If this approach is taken, the plan is to keep the existing version of SOFA 100% open source and to keep supporting and maintaining it. But any significant new features will probably be restricted to the proprietary version. This emphasis on the “pro version” would not be at the expense of the community though – the brutal fact is that without an ability to generate income from SOFA any significant extra work almost certainly wouldn’t be happening at all. It won’t be possible to justify working without an income when money is required to run a family. So the paying customers will be the people who keep the project going.
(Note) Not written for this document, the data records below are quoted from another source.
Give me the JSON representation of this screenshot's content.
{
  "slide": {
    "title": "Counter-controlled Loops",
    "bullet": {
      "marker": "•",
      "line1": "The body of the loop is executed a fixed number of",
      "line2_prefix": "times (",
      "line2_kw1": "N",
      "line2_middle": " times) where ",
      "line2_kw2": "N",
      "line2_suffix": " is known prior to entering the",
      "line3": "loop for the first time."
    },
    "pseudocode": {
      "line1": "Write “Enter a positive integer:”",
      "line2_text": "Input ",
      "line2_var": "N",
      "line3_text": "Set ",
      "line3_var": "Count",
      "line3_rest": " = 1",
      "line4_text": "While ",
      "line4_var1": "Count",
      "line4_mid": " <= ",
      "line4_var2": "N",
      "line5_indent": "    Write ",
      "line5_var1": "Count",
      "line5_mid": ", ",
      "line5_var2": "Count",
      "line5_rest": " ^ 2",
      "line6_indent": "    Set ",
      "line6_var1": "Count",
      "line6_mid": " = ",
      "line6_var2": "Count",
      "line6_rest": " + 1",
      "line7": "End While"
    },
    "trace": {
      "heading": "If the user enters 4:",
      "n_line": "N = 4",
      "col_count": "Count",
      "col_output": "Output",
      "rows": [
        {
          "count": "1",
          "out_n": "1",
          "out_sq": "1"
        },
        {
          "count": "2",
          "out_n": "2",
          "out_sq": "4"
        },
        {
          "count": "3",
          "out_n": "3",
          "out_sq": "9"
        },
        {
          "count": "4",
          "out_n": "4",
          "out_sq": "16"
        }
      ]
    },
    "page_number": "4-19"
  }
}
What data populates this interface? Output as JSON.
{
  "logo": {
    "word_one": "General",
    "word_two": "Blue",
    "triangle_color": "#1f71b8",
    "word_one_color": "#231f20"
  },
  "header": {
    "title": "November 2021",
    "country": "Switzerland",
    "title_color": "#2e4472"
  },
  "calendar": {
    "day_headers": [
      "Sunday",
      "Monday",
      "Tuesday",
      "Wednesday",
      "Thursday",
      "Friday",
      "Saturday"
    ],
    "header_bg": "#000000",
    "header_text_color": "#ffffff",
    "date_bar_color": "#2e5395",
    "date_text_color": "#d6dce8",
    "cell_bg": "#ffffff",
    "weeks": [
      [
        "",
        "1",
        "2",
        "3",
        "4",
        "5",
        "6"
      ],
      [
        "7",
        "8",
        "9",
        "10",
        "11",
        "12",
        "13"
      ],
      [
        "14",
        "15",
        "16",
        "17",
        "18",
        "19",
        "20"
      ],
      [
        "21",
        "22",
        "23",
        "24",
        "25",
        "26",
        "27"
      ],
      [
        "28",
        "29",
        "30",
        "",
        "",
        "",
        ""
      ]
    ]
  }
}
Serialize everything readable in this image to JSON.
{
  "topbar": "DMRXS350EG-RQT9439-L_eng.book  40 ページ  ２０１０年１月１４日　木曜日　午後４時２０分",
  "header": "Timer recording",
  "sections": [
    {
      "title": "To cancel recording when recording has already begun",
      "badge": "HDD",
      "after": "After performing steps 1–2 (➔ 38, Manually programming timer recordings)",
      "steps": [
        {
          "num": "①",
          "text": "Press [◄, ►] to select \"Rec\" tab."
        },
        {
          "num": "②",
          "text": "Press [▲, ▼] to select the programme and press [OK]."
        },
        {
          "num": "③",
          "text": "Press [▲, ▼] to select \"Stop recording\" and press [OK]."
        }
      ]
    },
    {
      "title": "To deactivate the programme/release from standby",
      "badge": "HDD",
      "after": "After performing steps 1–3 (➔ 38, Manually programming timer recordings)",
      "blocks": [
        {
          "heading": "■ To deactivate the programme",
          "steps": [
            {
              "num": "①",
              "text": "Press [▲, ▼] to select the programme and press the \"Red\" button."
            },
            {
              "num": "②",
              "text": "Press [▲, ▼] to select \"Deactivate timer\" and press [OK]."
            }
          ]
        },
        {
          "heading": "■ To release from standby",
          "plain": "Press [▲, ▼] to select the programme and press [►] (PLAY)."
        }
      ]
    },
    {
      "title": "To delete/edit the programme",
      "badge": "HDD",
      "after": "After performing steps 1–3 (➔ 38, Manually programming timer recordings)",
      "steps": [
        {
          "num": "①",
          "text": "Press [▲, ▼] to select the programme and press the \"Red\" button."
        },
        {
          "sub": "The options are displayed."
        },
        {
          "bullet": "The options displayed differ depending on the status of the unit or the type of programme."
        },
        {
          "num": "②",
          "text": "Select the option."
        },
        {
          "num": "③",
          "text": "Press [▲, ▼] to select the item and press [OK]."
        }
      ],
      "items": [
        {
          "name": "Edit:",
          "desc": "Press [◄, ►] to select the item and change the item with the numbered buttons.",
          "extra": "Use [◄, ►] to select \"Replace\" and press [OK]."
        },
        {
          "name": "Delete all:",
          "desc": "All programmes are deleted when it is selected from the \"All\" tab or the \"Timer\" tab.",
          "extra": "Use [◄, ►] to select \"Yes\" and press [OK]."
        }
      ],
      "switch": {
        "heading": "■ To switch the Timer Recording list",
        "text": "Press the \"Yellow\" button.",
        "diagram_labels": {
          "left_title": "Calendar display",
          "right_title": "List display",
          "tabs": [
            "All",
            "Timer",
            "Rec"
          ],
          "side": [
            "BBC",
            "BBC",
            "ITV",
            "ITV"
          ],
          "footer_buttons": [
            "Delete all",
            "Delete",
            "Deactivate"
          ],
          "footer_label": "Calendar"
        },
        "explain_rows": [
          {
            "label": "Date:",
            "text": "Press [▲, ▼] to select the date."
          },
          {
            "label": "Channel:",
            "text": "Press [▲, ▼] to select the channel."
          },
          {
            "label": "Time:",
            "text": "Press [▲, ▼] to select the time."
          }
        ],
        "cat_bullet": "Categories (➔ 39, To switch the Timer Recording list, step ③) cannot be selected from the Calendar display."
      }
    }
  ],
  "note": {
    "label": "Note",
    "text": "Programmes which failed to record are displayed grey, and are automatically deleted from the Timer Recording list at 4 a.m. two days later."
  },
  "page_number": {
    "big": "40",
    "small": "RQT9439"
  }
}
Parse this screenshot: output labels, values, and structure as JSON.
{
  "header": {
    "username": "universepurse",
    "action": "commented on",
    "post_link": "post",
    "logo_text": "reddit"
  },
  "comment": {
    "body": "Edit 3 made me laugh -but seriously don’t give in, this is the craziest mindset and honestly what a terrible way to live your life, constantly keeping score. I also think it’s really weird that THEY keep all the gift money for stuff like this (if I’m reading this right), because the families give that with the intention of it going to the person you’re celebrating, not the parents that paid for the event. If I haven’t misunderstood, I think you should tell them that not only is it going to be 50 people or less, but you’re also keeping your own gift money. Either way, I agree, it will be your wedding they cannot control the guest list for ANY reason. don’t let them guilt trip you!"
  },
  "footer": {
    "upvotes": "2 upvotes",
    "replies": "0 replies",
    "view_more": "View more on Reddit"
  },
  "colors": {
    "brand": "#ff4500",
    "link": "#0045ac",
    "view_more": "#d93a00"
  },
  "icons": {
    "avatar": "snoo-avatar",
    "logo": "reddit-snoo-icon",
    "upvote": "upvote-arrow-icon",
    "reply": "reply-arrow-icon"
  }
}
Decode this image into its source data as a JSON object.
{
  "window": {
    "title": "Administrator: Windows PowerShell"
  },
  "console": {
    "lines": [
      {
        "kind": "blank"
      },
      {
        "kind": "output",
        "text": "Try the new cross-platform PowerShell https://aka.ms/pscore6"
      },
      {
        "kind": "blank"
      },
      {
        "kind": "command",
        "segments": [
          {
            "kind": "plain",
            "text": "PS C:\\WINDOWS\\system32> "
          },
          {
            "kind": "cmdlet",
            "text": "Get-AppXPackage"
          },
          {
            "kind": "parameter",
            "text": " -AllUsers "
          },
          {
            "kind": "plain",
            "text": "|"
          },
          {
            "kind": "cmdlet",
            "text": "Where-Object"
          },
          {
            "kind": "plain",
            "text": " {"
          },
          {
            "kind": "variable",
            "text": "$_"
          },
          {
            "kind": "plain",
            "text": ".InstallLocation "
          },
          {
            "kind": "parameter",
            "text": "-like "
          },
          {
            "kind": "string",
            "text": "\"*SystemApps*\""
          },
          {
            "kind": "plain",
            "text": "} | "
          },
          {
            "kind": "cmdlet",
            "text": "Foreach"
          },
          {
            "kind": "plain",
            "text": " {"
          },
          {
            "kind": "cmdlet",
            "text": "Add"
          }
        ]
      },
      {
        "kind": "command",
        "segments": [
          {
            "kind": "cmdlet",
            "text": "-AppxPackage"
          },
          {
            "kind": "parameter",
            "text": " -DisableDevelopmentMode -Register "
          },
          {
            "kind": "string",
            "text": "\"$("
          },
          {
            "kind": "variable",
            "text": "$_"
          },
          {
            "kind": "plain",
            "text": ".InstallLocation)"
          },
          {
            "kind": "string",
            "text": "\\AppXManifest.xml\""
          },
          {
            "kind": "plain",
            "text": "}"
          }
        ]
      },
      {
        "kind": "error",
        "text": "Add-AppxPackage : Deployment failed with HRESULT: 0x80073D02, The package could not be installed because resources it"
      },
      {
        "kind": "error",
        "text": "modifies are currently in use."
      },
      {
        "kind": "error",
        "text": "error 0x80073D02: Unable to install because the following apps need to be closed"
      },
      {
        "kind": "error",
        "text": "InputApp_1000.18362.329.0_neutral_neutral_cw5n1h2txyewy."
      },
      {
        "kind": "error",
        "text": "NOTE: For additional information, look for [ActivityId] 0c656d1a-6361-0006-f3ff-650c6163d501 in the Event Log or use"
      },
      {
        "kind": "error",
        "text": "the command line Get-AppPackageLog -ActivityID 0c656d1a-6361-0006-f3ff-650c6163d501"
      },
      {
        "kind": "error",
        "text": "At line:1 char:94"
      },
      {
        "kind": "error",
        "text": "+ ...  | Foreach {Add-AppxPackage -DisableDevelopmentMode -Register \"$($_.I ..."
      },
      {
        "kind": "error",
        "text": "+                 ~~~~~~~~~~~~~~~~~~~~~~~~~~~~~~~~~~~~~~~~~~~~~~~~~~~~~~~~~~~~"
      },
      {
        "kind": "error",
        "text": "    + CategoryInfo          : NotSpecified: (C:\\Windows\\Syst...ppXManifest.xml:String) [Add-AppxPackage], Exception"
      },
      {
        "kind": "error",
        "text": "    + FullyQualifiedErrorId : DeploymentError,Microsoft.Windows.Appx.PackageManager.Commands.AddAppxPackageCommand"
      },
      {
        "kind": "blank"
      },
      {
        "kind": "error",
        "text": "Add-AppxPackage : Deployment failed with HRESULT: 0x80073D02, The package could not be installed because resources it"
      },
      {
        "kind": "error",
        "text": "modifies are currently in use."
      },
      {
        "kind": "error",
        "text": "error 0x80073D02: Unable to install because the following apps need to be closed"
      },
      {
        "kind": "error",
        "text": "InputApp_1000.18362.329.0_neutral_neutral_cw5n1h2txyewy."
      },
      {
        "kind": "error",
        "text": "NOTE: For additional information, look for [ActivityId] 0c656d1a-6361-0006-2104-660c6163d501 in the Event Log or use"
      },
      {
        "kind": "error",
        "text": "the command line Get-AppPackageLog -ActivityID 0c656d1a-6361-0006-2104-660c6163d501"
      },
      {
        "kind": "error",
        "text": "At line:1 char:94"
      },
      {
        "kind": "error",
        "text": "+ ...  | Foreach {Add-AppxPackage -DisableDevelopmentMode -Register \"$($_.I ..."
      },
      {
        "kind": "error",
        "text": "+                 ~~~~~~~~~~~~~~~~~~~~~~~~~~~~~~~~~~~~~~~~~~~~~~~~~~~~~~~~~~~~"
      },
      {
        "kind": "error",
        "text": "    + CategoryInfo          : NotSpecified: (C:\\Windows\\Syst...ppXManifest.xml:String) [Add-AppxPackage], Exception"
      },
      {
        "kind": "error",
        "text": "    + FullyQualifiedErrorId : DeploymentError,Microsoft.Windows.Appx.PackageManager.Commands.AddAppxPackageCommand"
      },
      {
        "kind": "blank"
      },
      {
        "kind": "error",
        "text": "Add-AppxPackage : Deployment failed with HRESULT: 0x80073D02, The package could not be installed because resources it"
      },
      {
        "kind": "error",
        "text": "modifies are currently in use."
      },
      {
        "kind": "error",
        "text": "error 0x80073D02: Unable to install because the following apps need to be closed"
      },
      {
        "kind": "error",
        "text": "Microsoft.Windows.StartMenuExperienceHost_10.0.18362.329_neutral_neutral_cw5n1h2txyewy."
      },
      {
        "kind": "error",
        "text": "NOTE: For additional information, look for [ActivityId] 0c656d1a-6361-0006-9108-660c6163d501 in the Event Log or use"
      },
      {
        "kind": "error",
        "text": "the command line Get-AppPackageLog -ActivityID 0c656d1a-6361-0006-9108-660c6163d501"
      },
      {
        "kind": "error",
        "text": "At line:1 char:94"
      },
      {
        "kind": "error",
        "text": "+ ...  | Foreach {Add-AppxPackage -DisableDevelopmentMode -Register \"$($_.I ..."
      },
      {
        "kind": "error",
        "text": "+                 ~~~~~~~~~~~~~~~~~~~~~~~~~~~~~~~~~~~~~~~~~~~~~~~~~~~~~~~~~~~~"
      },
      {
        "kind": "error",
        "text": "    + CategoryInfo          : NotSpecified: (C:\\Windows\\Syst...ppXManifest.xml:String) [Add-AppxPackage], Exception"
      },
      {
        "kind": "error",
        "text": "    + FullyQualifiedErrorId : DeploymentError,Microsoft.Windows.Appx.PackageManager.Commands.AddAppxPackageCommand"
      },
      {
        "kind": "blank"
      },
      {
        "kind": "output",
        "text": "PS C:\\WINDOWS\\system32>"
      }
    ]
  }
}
It is recognised that this is controversial to many (see Open Core Is Bad For You and Open core is not open source). Open Core is even labelled by some as fauxpen source (The Fauxpen Source Definition). Here is some anonymous feedback on the SOFA plans:
This is not a good idea, you have to choose another business model …. SOFA is an excellent tool. But pro version will kill the project, because free users fall on a second-class citizens category. Sell statistics books based on SOFA, or t-shirts, but don’t sell the software.
I am more inclined to agree with James Dixon of Pentaho fame:
[V]ery few people who complain about the open-core model have actually tried building a business using any of these models. I suggest you go and try it for yourself.
There are no guarantees that the approach being proposed will work but it is surely worth a try. Time will tell.
SOFA – A Unique Project with Unique Possibilities
Each open source project is unique – with its own user base, community, and potential to generate revenue. Software which is simple, well documented, easy to install, and easy to use, for example, is going to provide less scope for revenue (assuming it is popular) than software which requires skilled support for installation, integration, and maintenance. And software which is used for mission critical tasks will similarly have more potential for a successful business model than software which performs a less critical task. Beyond the product itself, a lot depends on the surrounding context – are there other open source alternatives? And what is the price of competing proprietary products? So following advice based on projects with different characteristics may not work for your project and it is important to experiment and adapt. The overall experiment currently being pursued for the SOFA project is Open Core and there will be sub-experiments around the implementation of that strategy. Hopefully there will be good news to report back.
Based on a presentation
made to the New Zealand Python Conference (Kiwi PyCon) in Wellington, NZ August 28th 2011. Thanks to Francois Marier for additional suggestions.